When Djokovic finally did slip up in the French Open last June, Rafa was there in the final to meet Federer and take full advantage of the Djoker’s elimination.
The ability Nadal always had is still there, but it won’t be enough to consistently upset the new World No1. So as he always has done, Rafa is going to have to work harder and improve his abilities.
Will Rafa win more Grand Slams?
It’s almost unthinkable that Rafael Nadal would fail to win another Slam across the remainder of his career. He came so tantalisingly close to winning the Australian Open in January and the very next Slam up represents a chance to win his seventh title in Paris. For the first time in many years, Rafa may not be the favourite to win the event from the outset, but Djokovic will be coming in under so much pressure to try and hold all four Slams at the same time, the psychological pendulum between the two could well swing back in the Spaniard’s favour.
Will Rafa regain the World No.1 spot?

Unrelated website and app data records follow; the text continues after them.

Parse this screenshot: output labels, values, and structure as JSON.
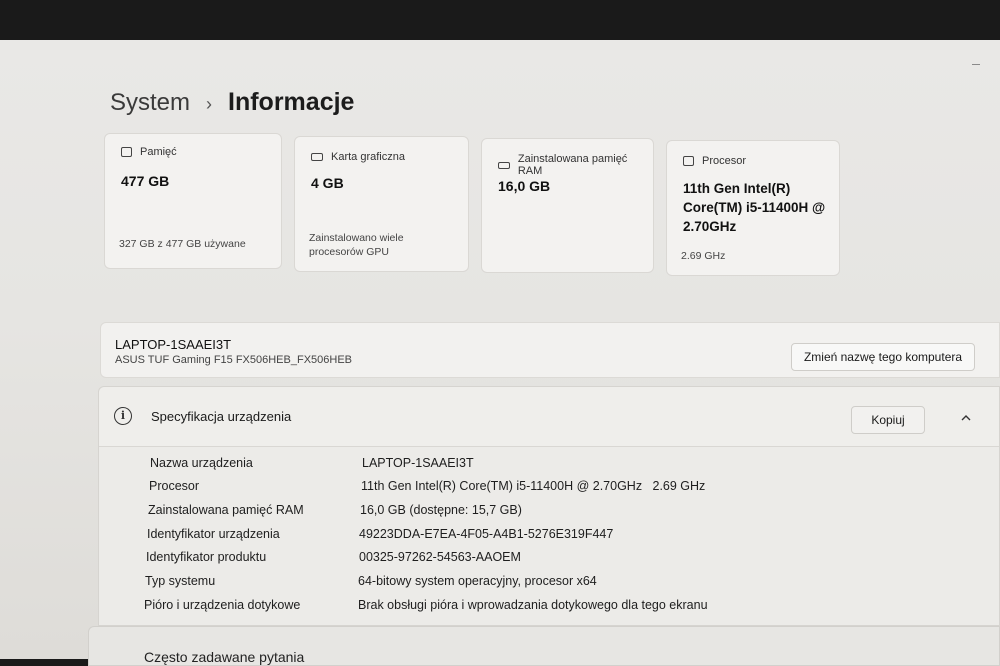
{
  "breadcrumb": {
    "parent": "System",
    "separator": "›",
    "current": "Informacje"
  },
  "cards": [
    {
      "label": "Pamięć",
      "icon": "storage-icon",
      "value": "477 GB",
      "sub": "327 GB z 477 GB używane"
    },
    {
      "label": "Karta graficzna",
      "icon": "gpu-icon",
      "value": "4 GB",
      "sub": "Zainstalowano wiele\nprocesorów GPU"
    },
    {
      "label": "Zainstalowana pamięć RAM",
      "icon": "ram-icon",
      "value": "16,0 GB",
      "sub": ""
    },
    {
      "label": "Procesor",
      "icon": "cpu-icon",
      "value": "11th Gen Intel(R)\nCore(TM) i5-11400H @\n2.70GHz",
      "sub": "2.69 GHz"
    }
  ],
  "device": {
    "name": "LAPTOP-1SAAEI3T",
    "model": "ASUS TUF Gaming F15 FX506HEB_FX506HEB",
    "rename_label": "Zmień nazwę tego komputera"
  },
  "spec": {
    "title": "Specyfikacja urządzenia",
    "copy_label": "Kopiuj",
    "rows": [
      {
        "label": "Nazwa urządzenia",
        "value": "LAPTOP-1SAAEI3T"
      },
      {
        "label": "Procesor",
        "value": "11th Gen Intel(R) Core(TM) i5-11400H @ 2.70GHz   2.69 GHz"
      },
      {
        "label": "Zainstalowana pamięć RAM",
        "value": "16,0 GB (dostępne: 15,7 GB)"
      },
      {
        "label": "Identyfikator urządzenia",
        "value": "49223DDA-E7EA-4F05-A4B1-5276E319F447"
      },
      {
        "label": "Identyfikator produktu",
        "value": "00325-97262-54563-AAOEM"
      },
      {
        "label": "Typ systemu",
        "value": "64-bitowy system operacyjny, procesor x64"
      },
      {
        "label": "Pióro i urządzenia dotykowe",
        "value": "Brak obsługi pióra i wprowadzania dotykowego dla tego ekranu"
      }
    ]
  },
  "faq": {
    "title": "Często zadawane pytania"
  }
}
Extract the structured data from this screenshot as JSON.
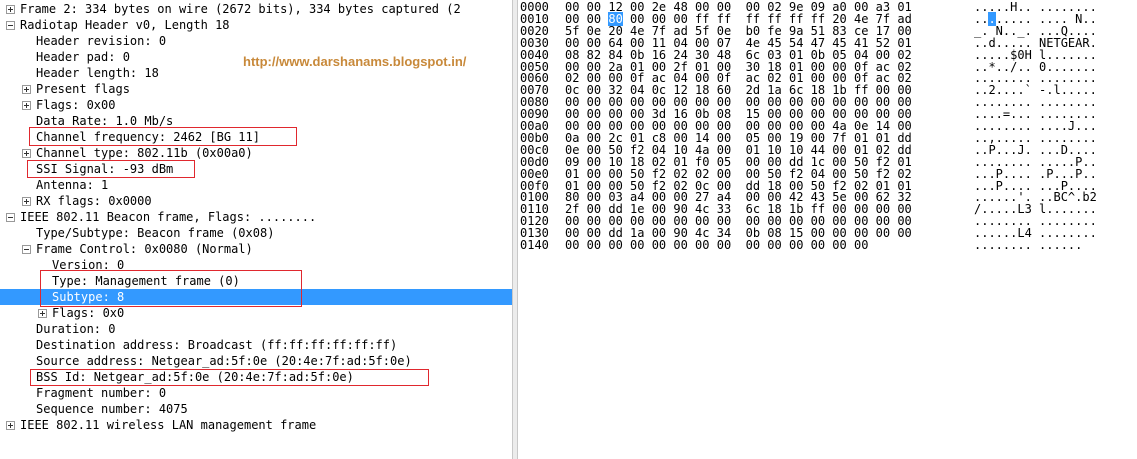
{
  "tree": [
    {
      "text": "Frame 2: 334 bytes on wire (2672 bits), 334 bytes captured (2",
      "indent": 0,
      "exp": "plus"
    },
    {
      "text": "Radiotap Header v0, Length 18",
      "indent": 0,
      "exp": "minus"
    },
    {
      "text": "Header revision: 0",
      "indent": 1,
      "exp": ""
    },
    {
      "text": "Header pad: 0",
      "indent": 1,
      "exp": ""
    },
    {
      "text": "Header length: 18",
      "indent": 1,
      "exp": ""
    },
    {
      "text": "Present flags",
      "indent": 1,
      "exp": "plus"
    },
    {
      "text": "Flags: 0x00",
      "indent": 1,
      "exp": "plus"
    },
    {
      "text": "Data Rate: 1.0 Mb/s",
      "indent": 1,
      "exp": ""
    },
    {
      "text": "Channel frequency: 2462 [BG 11]",
      "indent": 1,
      "exp": ""
    },
    {
      "text": "Channel type: 802.11b (0x00a0)",
      "indent": 1,
      "exp": "plus"
    },
    {
      "text": "SSI Signal: -93 dBm",
      "indent": 1,
      "exp": ""
    },
    {
      "text": "Antenna: 1",
      "indent": 1,
      "exp": ""
    },
    {
      "text": "RX flags: 0x0000",
      "indent": 1,
      "exp": "plus"
    },
    {
      "text": "IEEE 802.11 Beacon frame, Flags: ........",
      "indent": 0,
      "exp": "minus"
    },
    {
      "text": "Type/Subtype: Beacon frame (0x08)",
      "indent": 1,
      "exp": ""
    },
    {
      "text": "Frame Control: 0x0080 (Normal)",
      "indent": 1,
      "exp": "minus"
    },
    {
      "text": "Version: 0",
      "indent": 2,
      "exp": ""
    },
    {
      "text": "Type: Management frame (0)",
      "indent": 2,
      "exp": ""
    },
    {
      "text": "Subtype: 8",
      "indent": 2,
      "exp": "",
      "selected": true
    },
    {
      "text": "Flags: 0x0",
      "indent": 2,
      "exp": "plus"
    },
    {
      "text": "Duration: 0",
      "indent": 1,
      "exp": ""
    },
    {
      "text": "Destination address: Broadcast (ff:ff:ff:ff:ff:ff)",
      "indent": 1,
      "exp": ""
    },
    {
      "text": "Source address: Netgear_ad:5f:0e (20:4e:7f:ad:5f:0e)",
      "indent": 1,
      "exp": ""
    },
    {
      "text": "BSS Id: Netgear_ad:5f:0e (20:4e:7f:ad:5f:0e)",
      "indent": 1,
      "exp": ""
    },
    {
      "text": "Fragment number: 0",
      "indent": 1,
      "exp": ""
    },
    {
      "text": "Sequence number: 4075",
      "indent": 1,
      "exp": ""
    },
    {
      "text": "IEEE 802.11 wireless LAN management frame",
      "indent": 0,
      "exp": "plus"
    }
  ],
  "watermark": "http://www.darshanams.blogspot.in/",
  "hex": [
    {
      "off": "0000",
      "bytes": "00 00 12 00 2e 48 00 00  00 02 9e 09 a0 00 a3 01",
      "ascii": ".....H.. ........"
    },
    {
      "off": "0010",
      "bytes": "00 00 80 00 00 00 ff ff  ff ff ff ff 20 4e 7f ad",
      "ascii": "........ .... N..",
      "sel_byte": 2
    },
    {
      "off": "0020",
      "bytes": "5f 0e 20 4e 7f ad 5f 0e  b0 fe 9a 51 83 ce 17 00",
      "ascii": "_. N.._. ...Q...."
    },
    {
      "off": "0030",
      "bytes": "00 00 64 00 11 04 00 07  4e 45 54 47 45 41 52 01",
      "ascii": "..d..... NETGEAR."
    },
    {
      "off": "0040",
      "bytes": "08 82 84 0b 16 24 30 48  6c 03 01 0b 05 04 00 02",
      "ascii": ".....$0H l......."
    },
    {
      "off": "0050",
      "bytes": "00 00 2a 01 00 2f 01 00  30 18 01 00 00 0f ac 02",
      "ascii": "..*../.. 0......."
    },
    {
      "off": "0060",
      "bytes": "02 00 00 0f ac 04 00 0f  ac 02 01 00 00 0f ac 02",
      "ascii": "........ ........"
    },
    {
      "off": "0070",
      "bytes": "0c 00 32 04 0c 12 18 60  2d 1a 6c 18 1b ff 00 00",
      "ascii": "..2....` -.l....."
    },
    {
      "off": "0080",
      "bytes": "00 00 00 00 00 00 00 00  00 00 00 00 00 00 00 00",
      "ascii": "........ ........"
    },
    {
      "off": "0090",
      "bytes": "00 00 00 00 3d 16 0b 08  15 00 00 00 00 00 00 00",
      "ascii": "....=... ........"
    },
    {
      "off": "00a0",
      "bytes": "00 00 00 00 00 00 00 00  00 00 00 00 4a 0e 14 00",
      "ascii": "........ ....J..."
    },
    {
      "off": "00b0",
      "bytes": "0a 00 2c 01 c8 00 14 00  05 00 19 00 7f 01 01 dd",
      "ascii": "..,..... ........"
    },
    {
      "off": "00c0",
      "bytes": "0e 00 50 f2 04 10 4a 00  01 10 10 44 00 01 02 dd",
      "ascii": "..P...J. ...D...."
    },
    {
      "off": "00d0",
      "bytes": "09 00 10 18 02 01 f0 05  00 00 dd 1c 00 50 f2 01",
      "ascii": "........ .....P.."
    },
    {
      "off": "00e0",
      "bytes": "01 00 00 50 f2 02 02 00  00 50 f2 04 00 50 f2 02",
      "ascii": "...P.... .P...P.."
    },
    {
      "off": "00f0",
      "bytes": "01 00 00 50 f2 02 0c 00  dd 18 00 50 f2 02 01 01",
      "ascii": "...P.... ...P...."
    },
    {
      "off": "0100",
      "bytes": "80 00 03 a4 00 00 27 a4  00 00 42 43 5e 00 62 32",
      "ascii": "......'. ..BC^.b2"
    },
    {
      "off": "0110",
      "bytes": "2f 00 dd 1e 00 90 4c 33  6c 18 1b ff 00 00 00 00",
      "ascii": "/.....L3 l......."
    },
    {
      "off": "0120",
      "bytes": "00 00 00 00 00 00 00 00  00 00 00 00 00 00 00 00",
      "ascii": "........ ........"
    },
    {
      "off": "0130",
      "bytes": "00 00 dd 1a 00 90 4c 34  0b 08 15 00 00 00 00 00",
      "ascii": "......L4 ........"
    },
    {
      "off": "0140",
      "bytes": "00 00 00 00 00 00 00 00  00 00 00 00 00 00",
      "ascii": "........ ......"
    }
  ],
  "colors": {
    "selection": "#3399ff",
    "highlight_box": "#e0282e",
    "watermark": "#c8893a"
  }
}
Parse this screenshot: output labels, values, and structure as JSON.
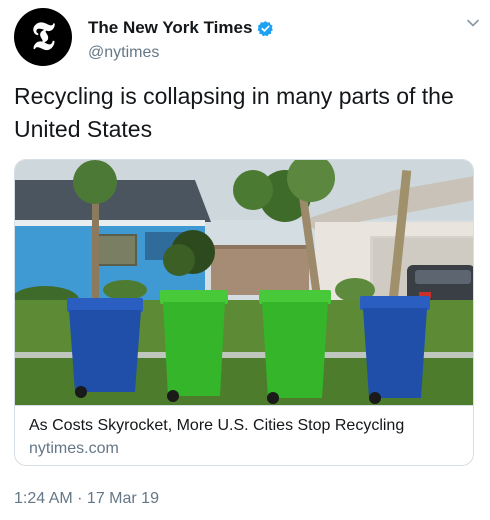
{
  "account": {
    "display_name": "The New York Times",
    "handle": "@nytimes",
    "avatar_glyph": "𝕿"
  },
  "tweet": {
    "text": "Recycling is collapsing in many parts of the United States",
    "timestamp": "1:24 AM · 17 Mar 19"
  },
  "card": {
    "title": "As Costs Skyrocket, More U.S. Cities Stop Recycling",
    "domain": "nytimes.com"
  },
  "colors": {
    "verified": "#1da1f2",
    "secondary_text": "#657786",
    "bin_blue": "#1f4fa8",
    "bin_green": "#35b52a"
  }
}
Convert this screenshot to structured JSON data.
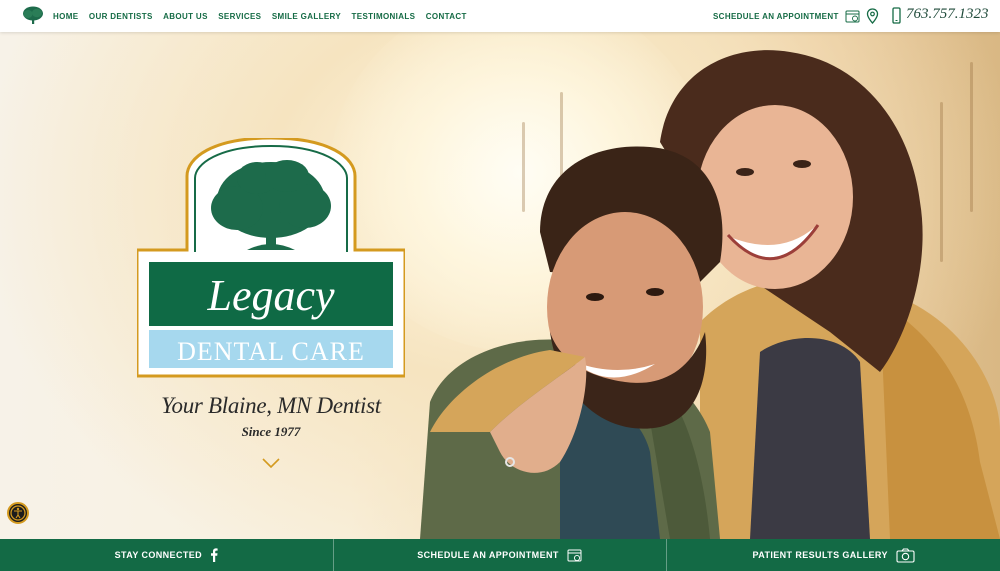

This is a much tougher question to answer. Firstly, it’s going to depend very much on the abilities of Novak Djokovic to maintain the stupidly high standards he’s been displaying for the last 18 months. If the Serb goes through a prolonged bad spell or misses a period through injury, then there’s no question that Nadal can find his way back to the top of the game.
Whether Nadal can make it back to World No.1 for a sustained period is an entirely different matter. The fitness troubles may result in him having to really prioritise the big events, not putting himself under so much strain away from the Slams. With the other top men all looking more driven than ever to succeed in the ‘lesser’ events, it’s unlikely Nadal could amass the points needed to cement a place at the top of the game.
Rafa Nadal may be only 25 but he has won the lot. It was felt he could never overcome Roger at Wimbledon and many believed he didn’t have the game to succeed in New York. Rafa did both, but it has come at a physical expense.
I expect to see Nadal going all out for all the remaining Slams this year, and it wouldn’t come as a huge shock if he won them all. He was runner up in the same three events last year after all.
If however, he doesn’t pick up a Slam in 2012 and injury continues to bother him, I think we may see the Spaniard move back to what he knows best and focus his greatest efforts on clay court success.
Rafa Nadal - Grand Slam Tennis Odds 2012
French – Evens
Wimbledon – 4/1
US – 3/1